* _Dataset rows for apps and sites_

################

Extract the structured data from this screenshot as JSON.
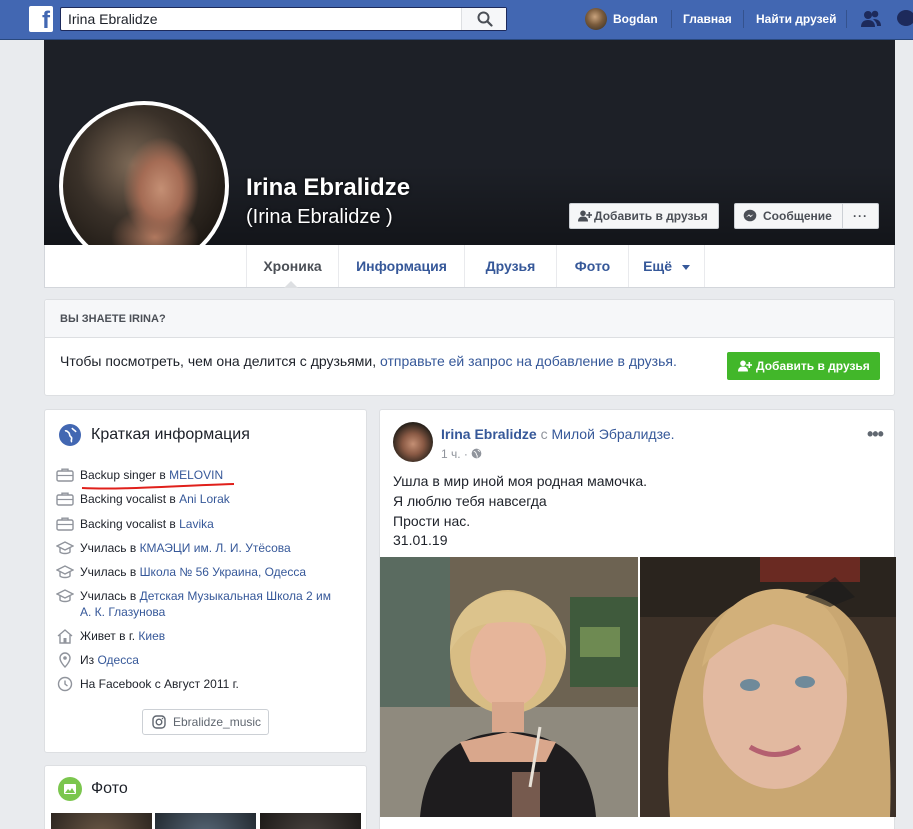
{
  "topbar": {
    "search_value": "Irina Ebralidze",
    "user_name": "Bogdan",
    "home_label": "Главная",
    "find_friends_label": "Найти друзей"
  },
  "profile": {
    "name": "Irina Ebralidze",
    "alternate_name": "(Irina Ebralidze )",
    "add_friend_label": "Добавить в друзья",
    "message_label": "Сообщение",
    "more_label": "···"
  },
  "tabs": [
    {
      "label": "Хроника",
      "active": true
    },
    {
      "label": "Информация"
    },
    {
      "label": "Друзья"
    },
    {
      "label": "Фото"
    },
    {
      "label": "Ещё"
    }
  ],
  "know_box": {
    "heading": "ВЫ ЗНАЕТЕ IRINA?",
    "text_before": "Чтобы посмотреть, чем она делится с друзьями, ",
    "text_link": "отправьте ей запрос на добавление в друзья.",
    "button_label": "Добавить в друзья"
  },
  "intro": {
    "title": "Краткая информация",
    "rows": [
      {
        "icon": "briefcase-icon",
        "prefix": "Backup singer в ",
        "link": "MELOVIN"
      },
      {
        "icon": "briefcase-icon",
        "prefix": "Backing vocalist в ",
        "link": "Ani Lorak"
      },
      {
        "icon": "briefcase-icon",
        "prefix": "Backing vocalist в ",
        "link": "Lavika"
      },
      {
        "icon": "graduation-cap-icon",
        "prefix": "Училась в ",
        "link": "КМАЭЦИ им. Л. И. Утёсова"
      },
      {
        "icon": "graduation-cap-icon",
        "prefix": "Училась в ",
        "link": "Школа № 56 Украина, Одесса"
      },
      {
        "icon": "graduation-cap-icon",
        "prefix": "Училась в ",
        "link": "Детская Музыкальная Школа 2 им А. К. Глазунова"
      },
      {
        "icon": "home-icon",
        "prefix": "Живет в г. ",
        "link": "Киев"
      },
      {
        "icon": "location-pin-icon",
        "prefix": "Из ",
        "link": "Одесса"
      },
      {
        "icon": "clock-icon",
        "prefix": "На Facebook с Август 2011 г.",
        "link": ""
      }
    ],
    "instagram_label": "Ebralidze_music"
  },
  "photo_card": {
    "title": "Фото"
  },
  "post": {
    "author": "Irina Ebralidze",
    "with_word": " с ",
    "tagged": "Милой Эбралидзе.",
    "time": "1 ч. · ",
    "lines": [
      "Ушла в мир иной моя родная мамочка.",
      "Я люблю тебя навсегда",
      "Прости нас.",
      "31.01.19"
    ],
    "menu_label": "•••"
  },
  "colors": {
    "brand": "#4267b2",
    "link": "#365899",
    "green": "#42b72a",
    "annotation_red": "#e0201b"
  }
}
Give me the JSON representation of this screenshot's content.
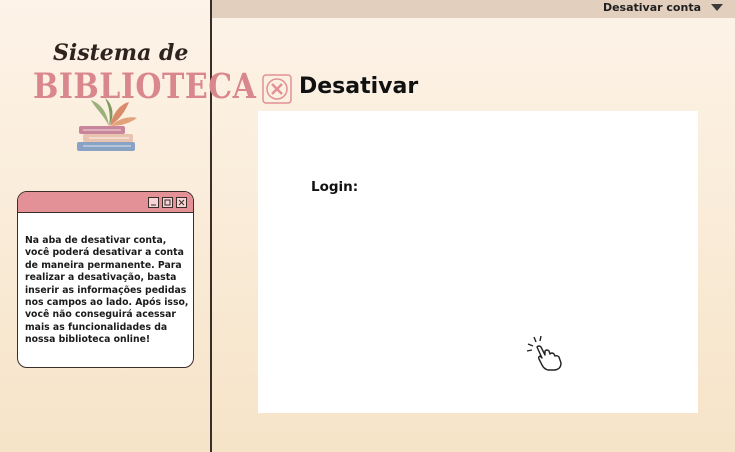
{
  "sidebar": {
    "logo": {
      "line1": "Sistema de",
      "line2": "BIBLIOTECA",
      "icon": "book-stack-icon"
    },
    "info_window": {
      "text": "Na aba de desativar conta, você poderá desativar a conta de maneira permanente. Para realizar a desativação, basta inserir as informações pedidas nos campos ao lado. Após isso, você não conseguirá acessar mais as funcionalidades da nossa biblioteca online!"
    }
  },
  "topbar": {
    "account_menu_label": "Desativar conta"
  },
  "main": {
    "heading": "Desativar",
    "login_label": "Login:"
  },
  "colors": {
    "accent_pink": "#e39096",
    "logo_pink": "#d9868d",
    "topbar": "#e2cfbd",
    "background": "#fdf3e8"
  }
}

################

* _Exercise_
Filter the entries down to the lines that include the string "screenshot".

* _Result of the exercise_
Extract the structured data from this screenshot as JSON.
Give me the JSON representation of this screenshot's content.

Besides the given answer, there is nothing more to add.